Apr 29, 2013
Last March, federal judge Naomi Buchwald in the Southern District of New York dismissed a major suit against some of the biggest banks in the world, including Barclays, UBS, Bank of America, JP Morgan Chase and the Royal Bank of Scotland. This suit had been brought by towns and cities, like Baltimore, and pension funds, like the New Britain, Connecticut, Firefighters’ and Police Benefit fund. The suit charged that by manipulating a key interest rate, called LIBOR, the banks had stolen billions of dollars from taxpayers and pension funds.
In strictly legal terms, this suit should have been a slam dunk, especially since the banks had already admitted to manipulating this interest rate and had even paid some fines to the U.S. and British governments. But the banks hired some politically-connected superstar law firms to represent them, and the judge was more than happy to comply.
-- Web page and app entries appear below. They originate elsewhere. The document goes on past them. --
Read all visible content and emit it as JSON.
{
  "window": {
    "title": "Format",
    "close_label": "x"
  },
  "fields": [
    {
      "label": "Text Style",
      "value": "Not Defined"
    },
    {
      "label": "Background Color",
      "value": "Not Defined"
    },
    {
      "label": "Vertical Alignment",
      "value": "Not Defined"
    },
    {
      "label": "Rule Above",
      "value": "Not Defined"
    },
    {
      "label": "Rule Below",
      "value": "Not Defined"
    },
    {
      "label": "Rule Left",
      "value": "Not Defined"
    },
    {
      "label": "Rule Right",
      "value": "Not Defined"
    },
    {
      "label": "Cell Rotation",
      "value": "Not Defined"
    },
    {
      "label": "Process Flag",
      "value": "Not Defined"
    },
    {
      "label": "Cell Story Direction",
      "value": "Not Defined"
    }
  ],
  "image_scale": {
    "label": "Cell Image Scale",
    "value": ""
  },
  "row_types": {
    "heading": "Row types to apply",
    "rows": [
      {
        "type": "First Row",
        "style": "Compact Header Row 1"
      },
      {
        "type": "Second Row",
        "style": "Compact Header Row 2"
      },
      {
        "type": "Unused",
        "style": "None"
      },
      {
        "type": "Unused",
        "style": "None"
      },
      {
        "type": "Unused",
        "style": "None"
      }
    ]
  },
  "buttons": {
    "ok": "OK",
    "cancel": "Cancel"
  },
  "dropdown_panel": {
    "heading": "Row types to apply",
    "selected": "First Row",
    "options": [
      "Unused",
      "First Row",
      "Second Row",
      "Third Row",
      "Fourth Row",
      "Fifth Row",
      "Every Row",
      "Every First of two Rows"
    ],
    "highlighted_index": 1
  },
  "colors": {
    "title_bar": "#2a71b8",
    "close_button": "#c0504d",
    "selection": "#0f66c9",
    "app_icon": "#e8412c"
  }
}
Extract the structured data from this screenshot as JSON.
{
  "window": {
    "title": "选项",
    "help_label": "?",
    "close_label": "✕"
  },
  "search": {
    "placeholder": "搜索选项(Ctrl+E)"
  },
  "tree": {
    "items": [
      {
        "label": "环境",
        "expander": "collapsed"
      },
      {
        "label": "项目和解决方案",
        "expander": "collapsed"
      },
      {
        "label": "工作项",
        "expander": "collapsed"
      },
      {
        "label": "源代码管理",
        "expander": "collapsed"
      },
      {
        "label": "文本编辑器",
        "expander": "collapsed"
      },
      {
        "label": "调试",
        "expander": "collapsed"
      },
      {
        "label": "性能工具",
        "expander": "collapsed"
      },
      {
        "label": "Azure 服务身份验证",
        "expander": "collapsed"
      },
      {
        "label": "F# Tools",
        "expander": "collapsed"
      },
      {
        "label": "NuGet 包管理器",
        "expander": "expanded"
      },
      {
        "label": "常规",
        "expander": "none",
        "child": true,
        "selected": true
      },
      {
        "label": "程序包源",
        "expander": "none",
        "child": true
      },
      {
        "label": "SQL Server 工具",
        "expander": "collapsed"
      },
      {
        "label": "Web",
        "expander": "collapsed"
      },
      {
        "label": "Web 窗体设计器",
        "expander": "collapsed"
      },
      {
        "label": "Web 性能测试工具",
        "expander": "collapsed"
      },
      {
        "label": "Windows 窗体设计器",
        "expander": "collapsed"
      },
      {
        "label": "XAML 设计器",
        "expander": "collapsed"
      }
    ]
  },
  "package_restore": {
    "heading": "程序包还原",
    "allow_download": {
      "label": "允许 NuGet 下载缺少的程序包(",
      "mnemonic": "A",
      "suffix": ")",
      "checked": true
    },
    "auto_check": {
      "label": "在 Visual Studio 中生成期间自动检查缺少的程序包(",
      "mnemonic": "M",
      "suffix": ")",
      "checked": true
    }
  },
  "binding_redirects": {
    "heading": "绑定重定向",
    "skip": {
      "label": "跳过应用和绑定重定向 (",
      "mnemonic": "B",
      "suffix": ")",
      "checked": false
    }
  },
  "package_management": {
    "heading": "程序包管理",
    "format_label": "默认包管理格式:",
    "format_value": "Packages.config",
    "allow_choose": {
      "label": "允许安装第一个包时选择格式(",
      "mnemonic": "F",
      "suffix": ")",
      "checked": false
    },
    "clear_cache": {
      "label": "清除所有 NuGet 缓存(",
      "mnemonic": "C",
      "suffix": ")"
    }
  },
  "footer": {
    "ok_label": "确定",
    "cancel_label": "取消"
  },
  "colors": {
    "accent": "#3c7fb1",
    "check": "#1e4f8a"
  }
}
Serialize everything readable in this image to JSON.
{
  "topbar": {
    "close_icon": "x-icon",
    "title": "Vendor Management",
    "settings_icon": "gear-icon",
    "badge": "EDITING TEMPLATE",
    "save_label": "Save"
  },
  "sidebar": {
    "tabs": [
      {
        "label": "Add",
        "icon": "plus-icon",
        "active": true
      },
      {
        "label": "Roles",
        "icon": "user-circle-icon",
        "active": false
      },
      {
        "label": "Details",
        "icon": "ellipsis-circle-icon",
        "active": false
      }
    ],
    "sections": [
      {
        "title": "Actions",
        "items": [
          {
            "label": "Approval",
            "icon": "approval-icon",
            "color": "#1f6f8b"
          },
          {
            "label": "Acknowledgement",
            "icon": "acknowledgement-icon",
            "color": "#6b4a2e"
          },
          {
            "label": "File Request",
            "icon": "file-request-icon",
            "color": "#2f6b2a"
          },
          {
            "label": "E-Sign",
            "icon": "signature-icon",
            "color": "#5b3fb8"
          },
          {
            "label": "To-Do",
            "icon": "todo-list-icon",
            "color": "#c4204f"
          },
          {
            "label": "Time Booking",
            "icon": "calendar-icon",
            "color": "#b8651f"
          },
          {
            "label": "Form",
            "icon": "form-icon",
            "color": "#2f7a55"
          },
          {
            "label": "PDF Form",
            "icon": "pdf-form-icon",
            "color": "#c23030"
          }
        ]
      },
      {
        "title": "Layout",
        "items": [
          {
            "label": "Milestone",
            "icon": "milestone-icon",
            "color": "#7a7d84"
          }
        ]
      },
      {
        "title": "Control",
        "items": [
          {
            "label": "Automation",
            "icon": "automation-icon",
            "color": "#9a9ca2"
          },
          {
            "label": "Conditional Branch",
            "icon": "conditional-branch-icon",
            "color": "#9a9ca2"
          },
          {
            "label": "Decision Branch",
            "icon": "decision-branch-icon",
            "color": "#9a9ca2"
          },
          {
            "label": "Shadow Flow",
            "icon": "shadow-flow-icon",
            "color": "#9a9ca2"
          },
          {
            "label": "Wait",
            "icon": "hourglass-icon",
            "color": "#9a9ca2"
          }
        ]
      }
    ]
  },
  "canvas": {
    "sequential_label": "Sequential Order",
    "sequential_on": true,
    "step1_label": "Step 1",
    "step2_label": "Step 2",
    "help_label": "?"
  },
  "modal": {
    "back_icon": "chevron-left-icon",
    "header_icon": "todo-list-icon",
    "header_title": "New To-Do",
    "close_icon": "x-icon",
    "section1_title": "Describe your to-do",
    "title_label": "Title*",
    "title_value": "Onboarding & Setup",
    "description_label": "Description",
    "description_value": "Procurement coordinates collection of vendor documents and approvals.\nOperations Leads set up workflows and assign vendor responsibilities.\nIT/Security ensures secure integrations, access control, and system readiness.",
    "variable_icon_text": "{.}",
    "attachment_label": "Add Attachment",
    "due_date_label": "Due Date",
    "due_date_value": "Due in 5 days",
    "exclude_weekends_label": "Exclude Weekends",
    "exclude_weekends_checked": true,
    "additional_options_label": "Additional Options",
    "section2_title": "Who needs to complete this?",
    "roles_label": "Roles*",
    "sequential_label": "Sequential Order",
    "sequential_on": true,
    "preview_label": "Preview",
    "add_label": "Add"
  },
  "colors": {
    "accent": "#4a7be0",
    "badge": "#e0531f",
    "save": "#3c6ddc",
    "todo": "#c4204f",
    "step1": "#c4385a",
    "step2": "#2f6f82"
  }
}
The judge used a tiny technicality as the excuse to throw the entire suit out, sparing the banks the embarrassment of even having to go to trial. The judge sent a message to the banks: You ripped people off? That’s okay!
The banks aren’t just above the law ... they are the law.